▲Zeng Fanzhi's The Last Supper (2001)

Though politicised art started to put Chinese artists on the map, more and more depoliticised artworks from Chinese contemporary artists are becoming popular. Cai Guoqiang's Drawing for Asian Pacific Economic Cooperation: Ode to Joy sold for nearly $10m. The turnover of Chou Chunya's painting of Chinese landscape scenery increased 200% in market value in 2018.

Even though Chinese contemporary art has a relatively short history and its art market has experienced dramatic ups and downs, it will continue to grow and impact the international art world. Of course, it's up to the newer generations to make that happen.

Artist List of 40x40 Art History Shaped by 40 Artists

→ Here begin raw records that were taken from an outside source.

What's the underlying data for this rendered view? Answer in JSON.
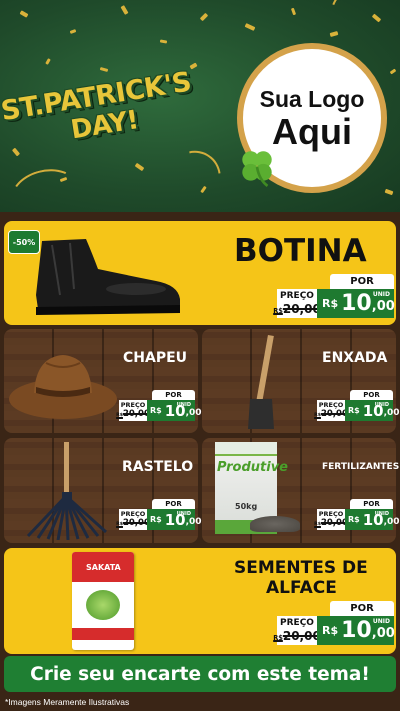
{
  "header": {
    "title_line1": "ST.PATRICK'S",
    "title_line2": "DAY!",
    "logo_line1": "Sua Logo",
    "logo_line2": "Aqui"
  },
  "featured": {
    "discount": "-50%",
    "name": "BOTINA",
    "price": {
      "por": "POR",
      "preco": "PREÇO",
      "old_prefix": "R$",
      "old": "20,00",
      "currency": "R$",
      "int": "10",
      "dec": ",00",
      "unid": "UNID"
    }
  },
  "grid": [
    {
      "name": "CHAPEU",
      "price": {
        "por": "POR",
        "preco": "PREÇO",
        "old_prefix": "R$",
        "old": "20,00",
        "currency": "R$",
        "int": "10",
        "dec": ",00",
        "unid": "UNID"
      }
    },
    {
      "name": "ENXADA",
      "price": {
        "por": "POR",
        "preco": "PREÇO",
        "old_prefix": "R$",
        "old": "20,00",
        "currency": "R$",
        "int": "10",
        "dec": ",00",
        "unid": "UNID"
      }
    },
    {
      "name": "RASTELO",
      "price": {
        "por": "POR",
        "preco": "PREÇO",
        "old_prefix": "R$",
        "old": "20,00",
        "currency": "R$",
        "int": "10",
        "dec": ",00",
        "unid": "UNID"
      }
    },
    {
      "name": "FERTILIZANTES",
      "bag_label": "Produtive",
      "bag_weight": "50kg",
      "price": {
        "por": "POR",
        "preco": "PREÇO",
        "old_prefix": "R$",
        "old": "20,00",
        "currency": "R$",
        "int": "10",
        "dec": ",00",
        "unid": "UNID"
      }
    }
  ],
  "bottom": {
    "name_line1": "SEMENTES DE",
    "name_line2": "ALFACE",
    "packet_brand": "SAKATA",
    "price": {
      "por": "POR",
      "preco": "PREÇO",
      "old_prefix": "R$",
      "old": "20,00",
      "currency": "R$",
      "int": "10",
      "dec": ",00",
      "unid": "UNID"
    }
  },
  "cta": "Crie seu encarte com este tema!",
  "footer_note": "*Imagens Meramente Ilustrativas",
  "colors": {
    "green": "#1e7a30",
    "yellow": "#f5c518",
    "gold": "#e8c63a",
    "wood": "#5a3a22"
  }
}
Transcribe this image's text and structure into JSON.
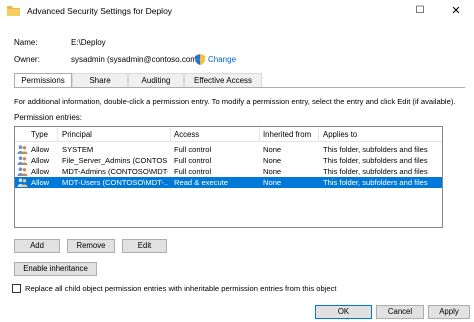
{
  "window": {
    "title": "Advanced Security Settings for Deploy",
    "maximize_glyph": "☐",
    "close_glyph": "✕"
  },
  "details": {
    "name_label": "Name:",
    "name_value": "E:\\Deploy",
    "owner_label": "Owner:",
    "owner_value": "sysadmin (sysadmin@contoso.com)",
    "change_link": "Change"
  },
  "tabs": [
    {
      "label": "Permissions",
      "active": true
    },
    {
      "label": "Share",
      "active": false
    },
    {
      "label": "Auditing",
      "active": false
    },
    {
      "label": "Effective Access",
      "active": false
    }
  ],
  "info_text": "For additional information, double-click a permission entry. To modify a permission entry, select the entry and click Edit (if available).",
  "entries_label": "Permission entries:",
  "table": {
    "headers": [
      "Type",
      "Principal",
      "Access",
      "Inherited from",
      "Applies to"
    ],
    "rows": [
      {
        "type": "Allow",
        "principal": "SYSTEM",
        "access": "Full control",
        "inherited": "None",
        "applies": "This folder, subfolders and files",
        "selected": false
      },
      {
        "type": "Allow",
        "principal": "File_Server_Admins (CONTOS...",
        "access": "Full control",
        "inherited": "None",
        "applies": "This folder, subfolders and files",
        "selected": false
      },
      {
        "type": "Allow",
        "principal": "MDT-Admins (CONTOSO\\MDT-...",
        "access": "Full control",
        "inherited": "None",
        "applies": "This folder, subfolders and files",
        "selected": false
      },
      {
        "type": "Allow",
        "principal": "MDT-Users (CONTOSO\\MDT-...",
        "access": "Read & execute",
        "inherited": "None",
        "applies": "This folder, subfolders and files",
        "selected": true
      }
    ]
  },
  "buttons": {
    "add": "Add",
    "remove": "Remove",
    "edit": "Edit",
    "enable_inheritance": "Enable inheritance",
    "ok": "OK",
    "cancel": "Cancel",
    "apply": "Apply"
  },
  "replace_checkbox": {
    "label": "Replace all child object permission entries with inheritable permission entries from this object",
    "checked": false
  },
  "colors": {
    "selection": "#0078d7",
    "link": "#0066cc"
  }
}
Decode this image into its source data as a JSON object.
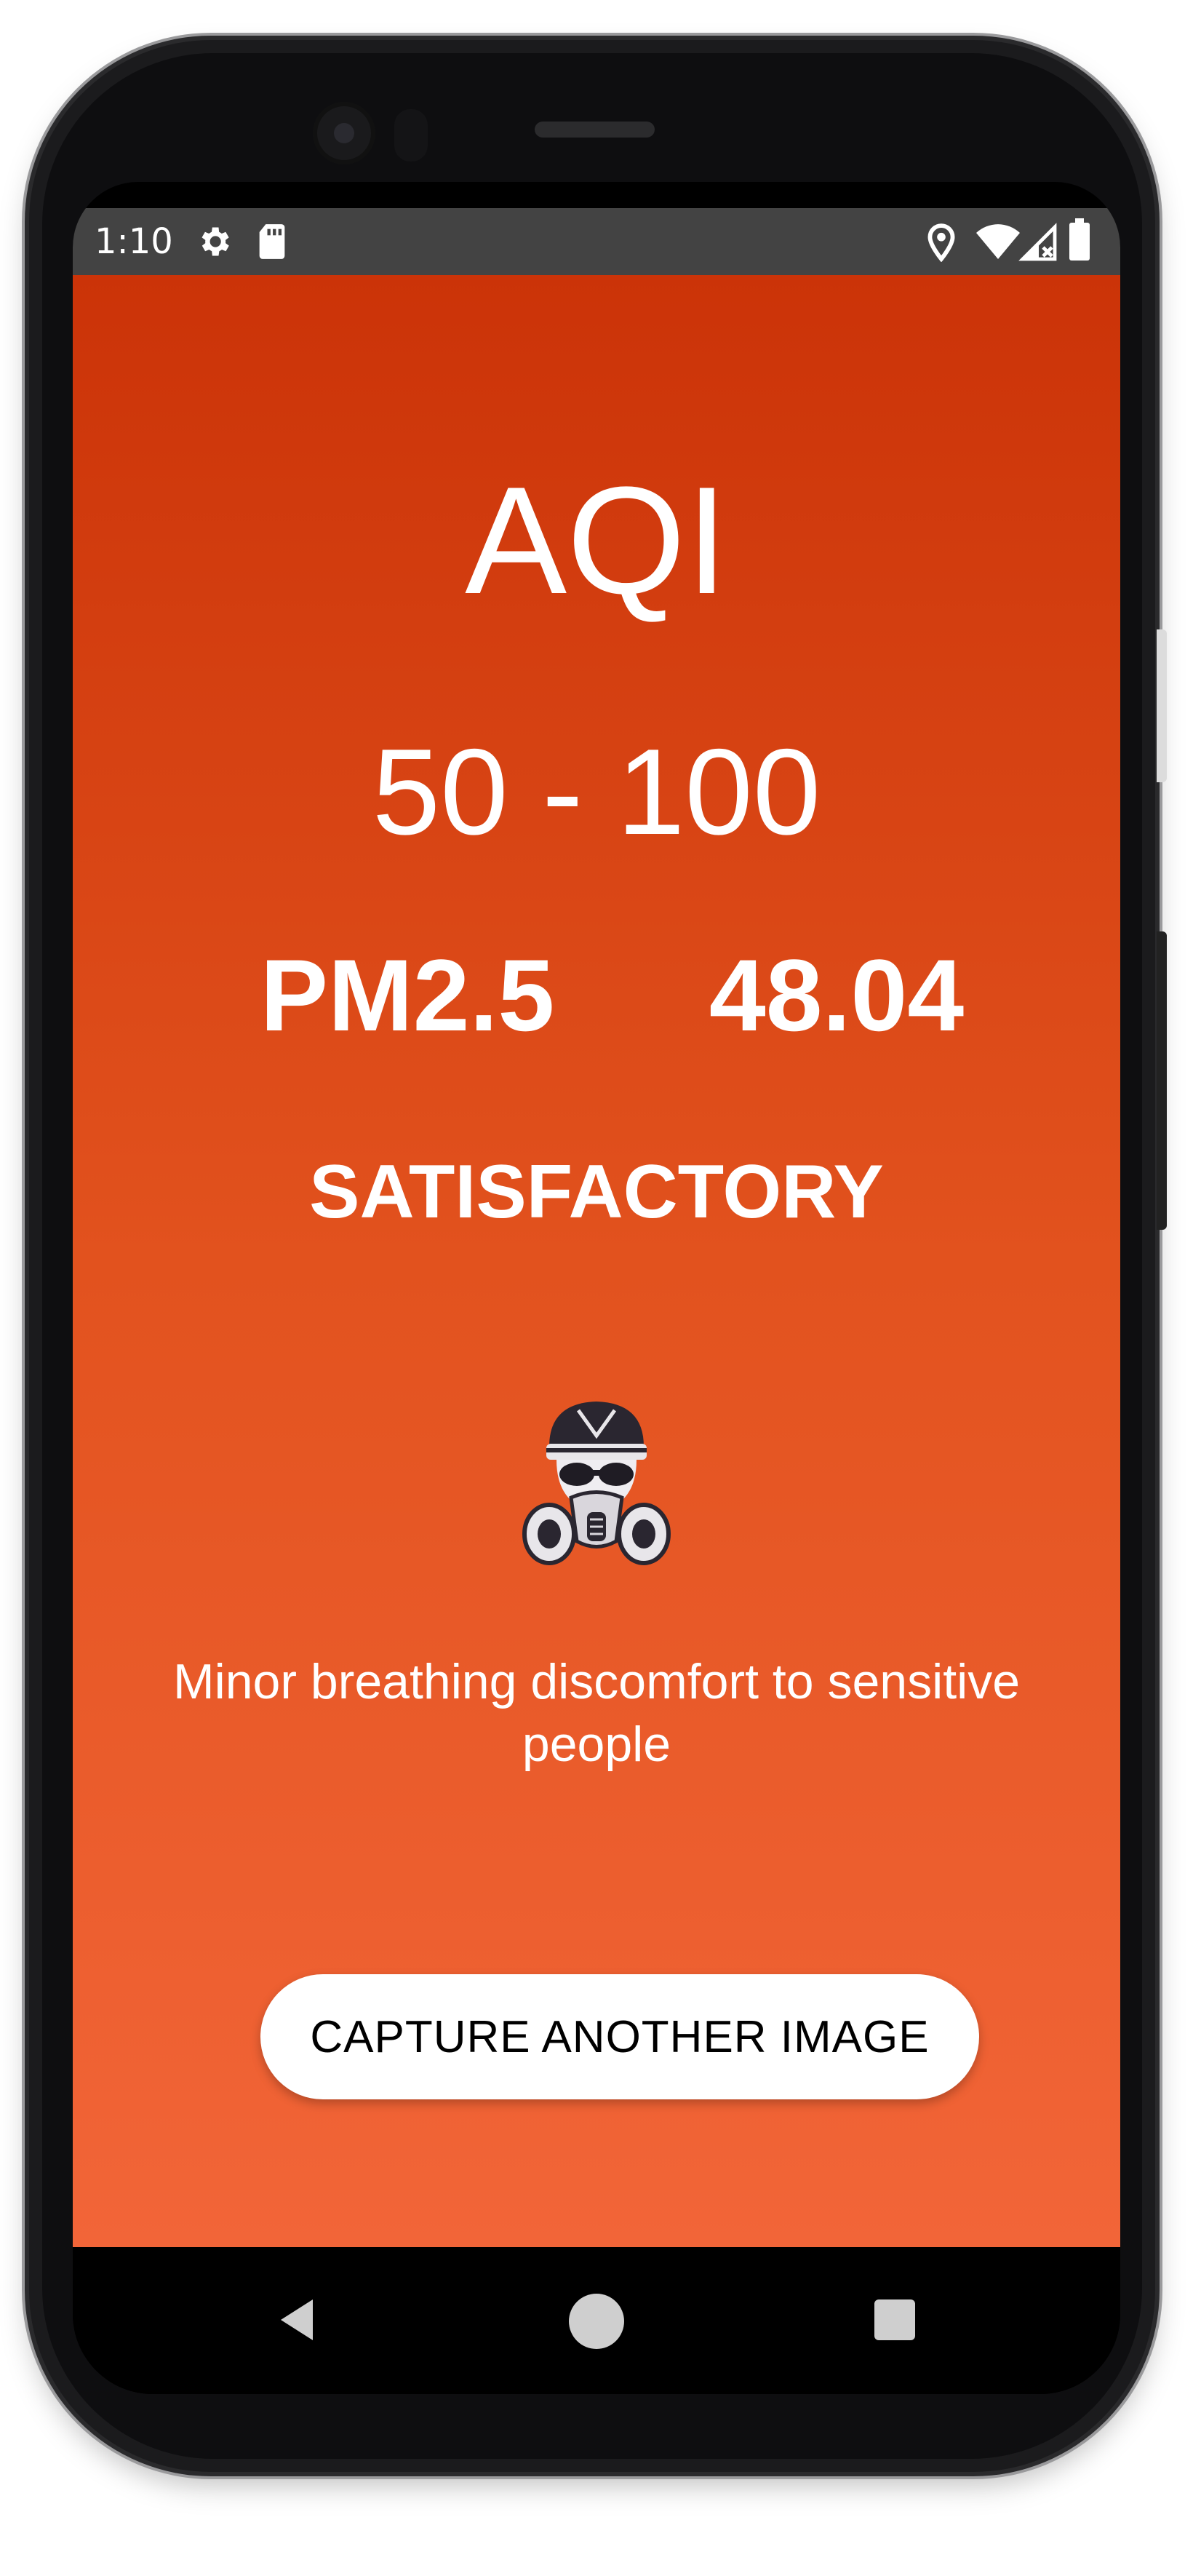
{
  "status_bar": {
    "time": "1:10",
    "icons": [
      "settings-icon",
      "sd-card-icon",
      "location-icon",
      "wifi-icon",
      "signal-icon",
      "battery-icon"
    ]
  },
  "main": {
    "title": "AQI",
    "range": "50 - 100",
    "pm_label": "PM2.5",
    "pm_value": "48.04",
    "category": "SATISFACTORY",
    "message": "Minor breathing discomfort to sensitive people",
    "mascot_icon": "gas-mask-mascot-icon",
    "capture_button_label": "CAPTURE ANOTHER IMAGE"
  },
  "nav_bar": {
    "icons": [
      "back-icon",
      "home-icon",
      "recents-icon"
    ]
  },
  "colors": {
    "gradient_top": "#cb3308",
    "gradient_bottom": "#f26538",
    "status_bar": "#434343",
    "nav_bar": "#000000"
  }
}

罗中立 (Luo Zhongli)、尚扬 (Shang Yang)、陈丹青 (Chen Danqing)、何多苓 (He Duoling)、黄锐 (Huang Rui)、毛旭辉 (Mao Xuhui)、夏小万 (Xia Xiaowan)、傅中望 (Fu Zhongwang)、谷文达 (Gu Wenda)、黄永砯 (Huang Yongbing)、张培力 (Zhang Peili)、朱新建 (Zhu Xinjian)、刘小东 (Liu Xiaodong)、方力钧 (Fang Lijun)、岳敏君 (Yue Minjun)、刘炜 (Liu Wei)、王广义 (Wang Guangyi)、张晓刚 (Zhang Xiaogang)、马六明 (Ma Liuming)、丁乙 (Ding Yi)、洪磊 (Hong Lei)、隋建国 (Sui Jianguo)、展望 (Zhan Wang)、徐冰 (Xu Bing)、李山 (Li Shan)、余友涵 (Yu Youhan)、蔡国强 (Cai Guoqiang)、尹朝阳 (Yin Zhaoyang)、杨福东 (Yang Fudong)、李松松 (Li Songsong)、宋冬 (Song Dong)、邱志杰 (Qiu Zhijie)、尹秀珍 (Yin Xiuzhen)、汪建伟 (Wang Jianwei)、毛同强 (Mao Tongqiang)、姜杰 (Jiang Jie)、向京 (Xiang Jing)、毛焰 (Mao Yan)、叶永青 (Ye Yongqing)、曾梵志 (Zeng Fanzhi)、周春芽 (Zhou Chunya).